If the 1973 decision took abortion out of the political realm, it placed the nomination of judges squarely within it. The Hoover Institution’s Clint Bolick argued in his 2012 book Two-fer: Electing a President and a Surpreme Court that the power to nominate judges to the Supreme and federal courts is the “grand prize in presidential elections.” Both pro-life and pro-abortion activists often frame the case for their favoured candidate – or control of the Senate – in terms of determining the make-up of the Supreme or blocking their opponents from doing so.

In the last two decades, some states have restricted the abortion license with incremental limits on abortion: parental notification, funding limits, right-to-know laws. This seems to strike the balance that Americans want, which was rhetorically summarized by then candidate for president Bill Clinton: that abortion be safe, legal, and rare. While polls show more Americans call themselves “pro-life” than “pro-choice” and that most Americans do not want overly permissive abortion laws, the majority want Roe maintained. According to a Pew Research Centre poll released to mark the 40th anniversary, 63 per cent of respondents do not want to see the Court “completely overturn” the decision; 29 per cent would like to see the ruling overturned. These numbers are practically unchanged from 1992 and 2003 when 60 and 62 per cent respectively wanted Roeupheld. Pro-lifers obviously have work to do.

While the general public seems to support Roe, the woman at the centre of the controversy four decades ago does not. In the 1990s, Norma McCorvey, the Jane Roe of the landmark case, announced she became pro-life (as did Sandra Cano, the Mary Doe of Doe v. Bolton). McCorvey feels that when she was 22 years old she was used by the pro-abortion lawyer Sarah Weddington. McCorvey now admits that the pregnancy was not the result of a rape as she then claimed, although she had previously been raped and was in a violent relationship at the time. She describes in her autobiography that she became an alcoholic and moved from job to job before eventually working at a Dallas abortion mill. She says she changed her mind during Operation Rescue protests. She converted to Christianity and became pro-life, realizing the mistake she made.

Kate Michelman, then head of the National Abortion Rights Action League dismissed McCorvey s change of heart saying Roe is not about a single individual. Ramesh Ponnuru in his 2006 book The Party of Death, said that Michelman was right: “That is surely correct: it is about at least 45 million individuals – former individuals. That’s why McCorvey defected.”
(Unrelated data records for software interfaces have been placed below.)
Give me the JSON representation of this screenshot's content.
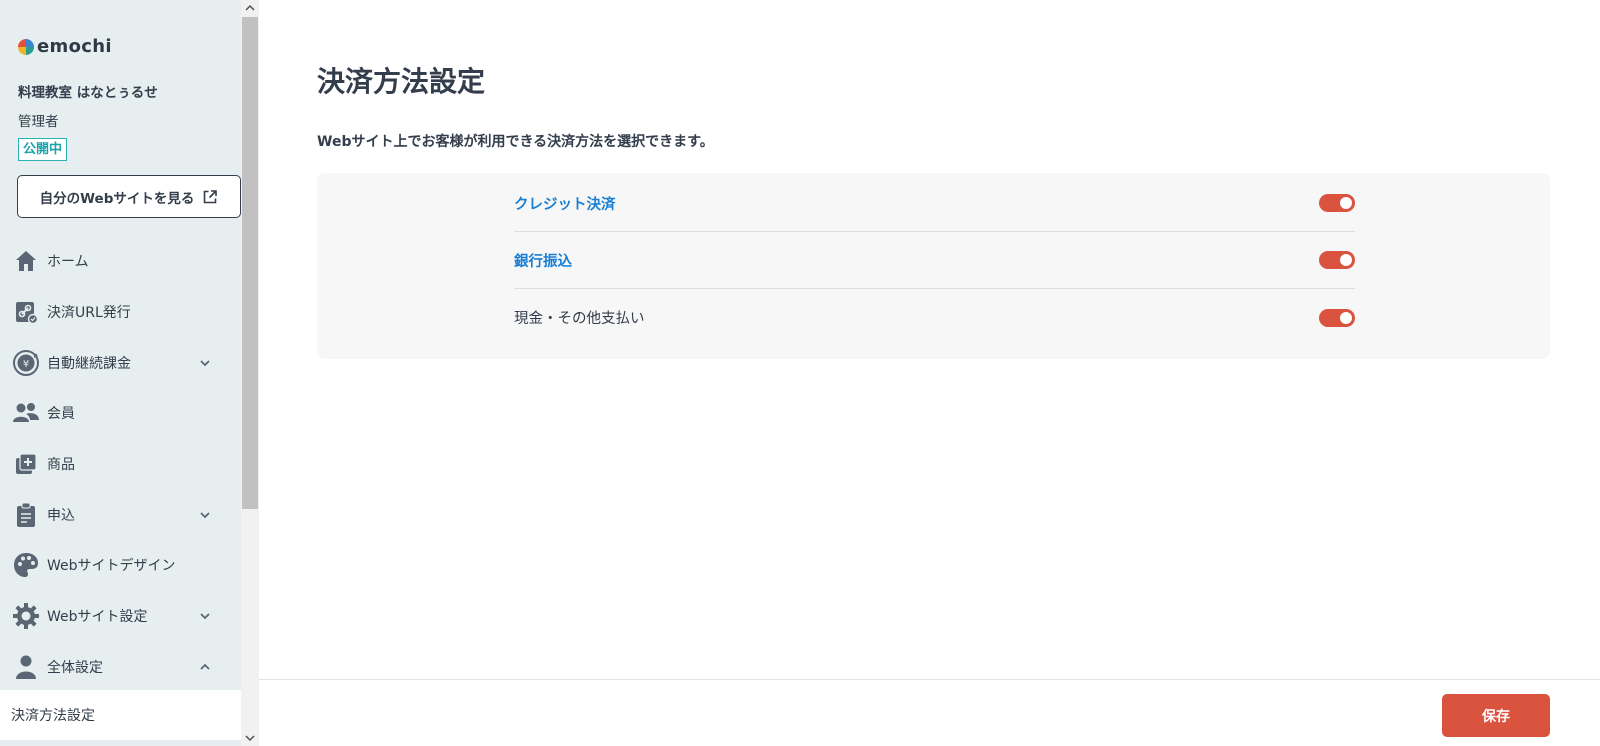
{
  "app": {
    "logo_text": "emochi"
  },
  "sidebar": {
    "org_name": "料理教室 はなとぅるせ",
    "role": "管理者",
    "status_badge": "公開中",
    "site_button_label": "自分のWebサイトを見る",
    "items": [
      {
        "label": "ホーム",
        "icon": "home-icon",
        "expandable": false
      },
      {
        "label": "決済URL発行",
        "icon": "payment-link-icon",
        "expandable": false
      },
      {
        "label": "自動継続課金",
        "icon": "recurring-yen-icon",
        "expandable": true,
        "expanded": false
      },
      {
        "label": "会員",
        "icon": "members-icon",
        "expandable": false
      },
      {
        "label": "商品",
        "icon": "product-add-icon",
        "expandable": false
      },
      {
        "label": "申込",
        "icon": "clipboard-icon",
        "expandable": true,
        "expanded": false
      },
      {
        "label": "Webサイトデザイン",
        "icon": "palette-icon",
        "expandable": false
      },
      {
        "label": "Webサイト設定",
        "icon": "gear-icon",
        "expandable": true,
        "expanded": false
      },
      {
        "label": "全体設定",
        "icon": "person-icon",
        "expandable": true,
        "expanded": true
      }
    ],
    "active_sub_item": "決済方法設定"
  },
  "main": {
    "title": "決済方法設定",
    "description": "Webサイト上でお客様が利用できる決済方法を選択できます。",
    "methods": [
      {
        "label": "クレジット決済",
        "linked": true,
        "enabled": true
      },
      {
        "label": "銀行振込",
        "linked": true,
        "enabled": true
      },
      {
        "label": "現金・その他支払い",
        "linked": false,
        "enabled": true
      }
    ],
    "save_label": "保存"
  },
  "colors": {
    "sidebar_bg": "#e7eef0",
    "accent_red": "#d9533f",
    "link_blue": "#1a7fd4",
    "badge_teal": "#1aa3a8"
  }
}
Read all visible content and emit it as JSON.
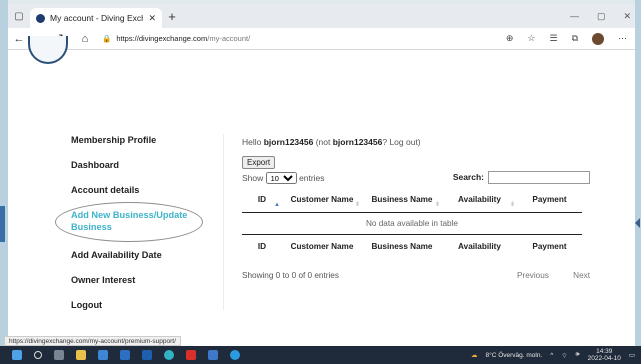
{
  "browser": {
    "tab_title": "My account - Diving Exchange",
    "url_host": "https://divingexchange.com",
    "url_path": "/my-account/",
    "status_url": "https://divingexchange.com/my-account/premium-support/"
  },
  "menu": {
    "items": [
      "Membership Profile",
      "Dashboard",
      "Account details",
      "Add New Business/Update Business",
      "Add Availability Date",
      "Owner Interest",
      "Logout"
    ]
  },
  "account": {
    "hello_prefix": "Hello ",
    "username": "bjorn123456",
    "not_prefix": " (not ",
    "username2": "bjorn123456",
    "logout_text": "? Log out)"
  },
  "table": {
    "export_label": "Export",
    "show_label": "Show",
    "entries_value": "10",
    "entries_label": "entries",
    "search_label": "Search:",
    "columns": [
      "ID",
      "Customer Name",
      "Business Name",
      "Availability",
      "Payment"
    ],
    "empty_text": "No data available in table",
    "info_text": "Showing 0 to 0 of 0 entries",
    "previous_label": "Previous",
    "next_label": "Next"
  },
  "taskbar": {
    "weather": "8°C  Överväg. moln.",
    "time": "14:39",
    "date": "2022-04-10"
  },
  "colors": {
    "accent_link": "#3fb3c9",
    "taskbar": "#1f2a3a"
  }
}
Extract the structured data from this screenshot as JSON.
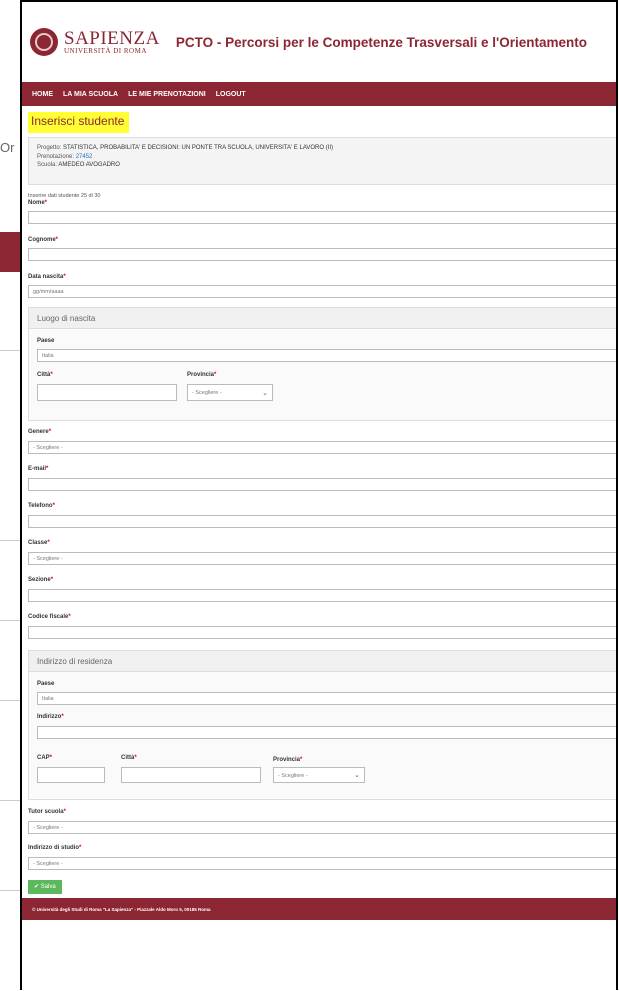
{
  "backdrop": {
    "cut_text": "Or"
  },
  "header": {
    "logo_main": "SAPIENZA",
    "logo_sub": "UNIVERSITÀ DI ROMA",
    "app_title": "PCTO - Percorsi per le Competenze Trasversali e l'Orientamento"
  },
  "nav": {
    "home": "HOME",
    "school": "LA MIA SCUOLA",
    "bookings": "LE MIE PRENOTAZIONI",
    "logout": "LOGOUT"
  },
  "page_title": "Inserisci studente",
  "project": {
    "project_label": "Progetto:",
    "project_value": "STATISTICA, PROBABILITA' E DECISIONI: UN PONTE TRA SCUOLA, UNIVERSITA' E LAVORO (II)",
    "booking_label": "Prenotazione:",
    "booking_value": "27452",
    "school_label": "Scuola:",
    "school_value": "AMEDEO AVOGADRO"
  },
  "form": {
    "counter_note": "Inserire dati studente 25 di 30",
    "nome": "Nome",
    "cognome": "Cognome",
    "data_nascita": "Data nascita",
    "data_placeholder": "gg/mm/aaaa",
    "luogo_title": "Luogo di nascita",
    "paese": "Paese",
    "paese_value": "Italia",
    "citta": "Città",
    "provincia": "Provincia",
    "select_default": "- Scegliere -",
    "genere": "Genere",
    "email": "E-mail",
    "telefono": "Telefono",
    "classe": "Classe",
    "sezione": "Sezione",
    "codice_fiscale": "Codice fiscale",
    "residenza_title": "Indirizzo di residenza",
    "paese_res": "Paese",
    "paese_res_value": "Italia",
    "indirizzo": "Indirizzo",
    "cap": "CAP",
    "citta_res": "Città",
    "provincia_res": "Provincia",
    "tutor": "Tutor scuola",
    "indirizzo_studio": "Indirizzo di studio",
    "save": "Salva",
    "required_mark": "*",
    "caret": "❯",
    "check": "✔"
  },
  "footer": {
    "text": "© Università degli Studi di Roma \"La Sapienza\" - Piazzale Aldo Moro 5, 00185 Roma"
  }
}
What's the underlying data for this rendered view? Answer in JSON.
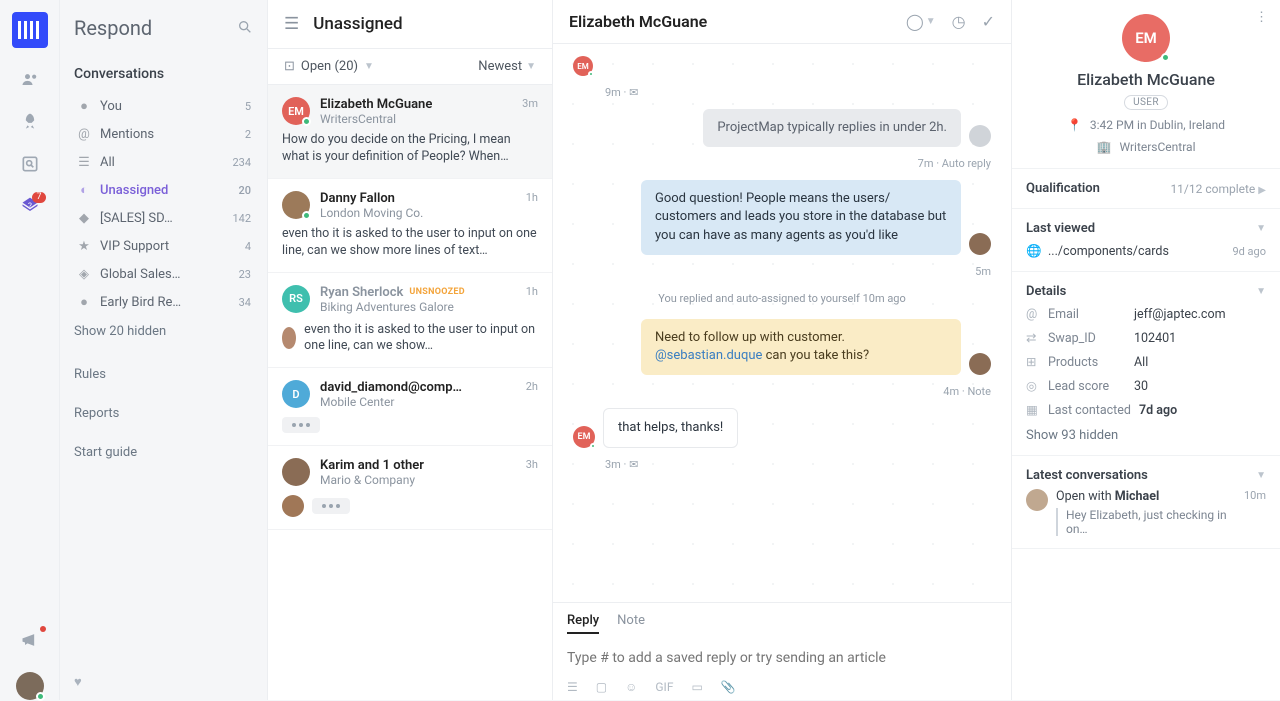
{
  "rail": {
    "help_badge": "7"
  },
  "sidebar": {
    "title": "Respond",
    "section": "Conversations",
    "items": [
      {
        "label": "You",
        "count": "5"
      },
      {
        "label": "Mentions",
        "count": "2"
      },
      {
        "label": "All",
        "count": "234"
      },
      {
        "label": "Unassigned",
        "count": "20"
      },
      {
        "label": "[SALES] SD…",
        "count": "142"
      },
      {
        "label": "VIP Support",
        "count": "4"
      },
      {
        "label": "Global Sales…",
        "count": "23"
      },
      {
        "label": "Early Bird Re…",
        "count": "34"
      }
    ],
    "show_hidden": "Show 20 hidden",
    "links": [
      "Rules",
      "Reports",
      "Start guide"
    ]
  },
  "inbox": {
    "header": "Unassigned",
    "filter": "Open (20)",
    "sort": "Newest",
    "convs": [
      {
        "initials": "EM",
        "name": "Elizabeth McGuane",
        "sub": "WritersCentral",
        "time": "3m",
        "preview": "How do you decide on the Pricing, I mean what is your definition of People? When…"
      },
      {
        "name": "Danny Fallon",
        "sub": "London Moving Co.",
        "time": "1h",
        "preview": "even tho it is asked to the user to input on one line, can we show more lines of text…"
      },
      {
        "initials": "RS",
        "name": "Ryan Sherlock",
        "sub": "Biking Adventures Galore",
        "time": "1h",
        "tag": "UNSNOOZED",
        "preview": "even tho it is asked to the user to input on one line, can we show…"
      },
      {
        "initials": "D",
        "name": "david_diamond@comp…",
        "sub": "Mobile Center",
        "time": "2h"
      },
      {
        "name": "Karim and 1 other",
        "sub": "Mario & Company",
        "time": "3h"
      }
    ]
  },
  "thread": {
    "title": "Elizabeth McGuane",
    "sys_msg": "ProjectMap typically replies in under 2h.",
    "sys_meta": "7m · Auto reply",
    "cust_time": "9m ·",
    "agent_msg": "Good question! People means the users/ customers and leads you store in the database but you can have as many agents as you'd like",
    "agent_meta": "5m",
    "sep": "You replied and auto-assigned to yourself 10m ago",
    "note_pre": "Need to follow up with customer. ",
    "note_mention": "@sebastian.duque",
    "note_post": " can you take this?",
    "note_meta": "4m · Note",
    "cust_msg": "that helps, thanks!",
    "cust_meta": "3m ·",
    "composer": {
      "reply": "Reply",
      "note": "Note",
      "placeholder": "Type # to add a saved reply or try sending an article",
      "gif": "GIF"
    }
  },
  "details": {
    "name": "Elizabeth McGuane",
    "initials": "EM",
    "role": "USER",
    "time_loc": "3:42 PM in Dublin, Ireland",
    "company": "WritersCentral",
    "qual": {
      "title": "Qualification",
      "meta": "11/12 complete"
    },
    "last_viewed": {
      "title": "Last viewed",
      "path": ".../components/cards",
      "when": "9d ago"
    },
    "detail": {
      "title": "Details",
      "email_k": "Email",
      "email_v": "jeff@japtec.com",
      "swap_k": "Swap_ID",
      "swap_v": "102401",
      "prod_k": "Products",
      "prod_v": "All",
      "lead_k": "Lead score",
      "lead_v": "30",
      "last_k": "Last contacted",
      "last_v": "7d ago",
      "show": "Show 93 hidden"
    },
    "latest": {
      "title": "Latest conversations",
      "line_pre": "Open with ",
      "line_who": "Michael",
      "when": "10m",
      "msg": "Hey Elizabeth, just checking in on…"
    }
  }
}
Indeed, looking at the legacy of Roe, everything, from the assault on democracy, the rise of judicial activism, the rise of new political movements, and the sociological and health consequences, all pale in comparison to the toll in human lives. In the early 1990s, 1.6 million children a year died in surgical abortions. That number has decreased to just over a million abortions a year (due in part to pro-life activism but also the decline in the number of women in their child-bearing years and the rise of abortifacient drugs). A conservative estimate has the total casualties of Roe at 50 million. Time magazine’s coverage of the Roe anniversary said pro-lifers are winning, and indeed there are state-level battles being won. But in the larger war, the Culture of Death has the upper hand over the Culture of life: 50 million is an unimaginable holocaust unleashed upon the United States by the Supreme Court 40 years ago.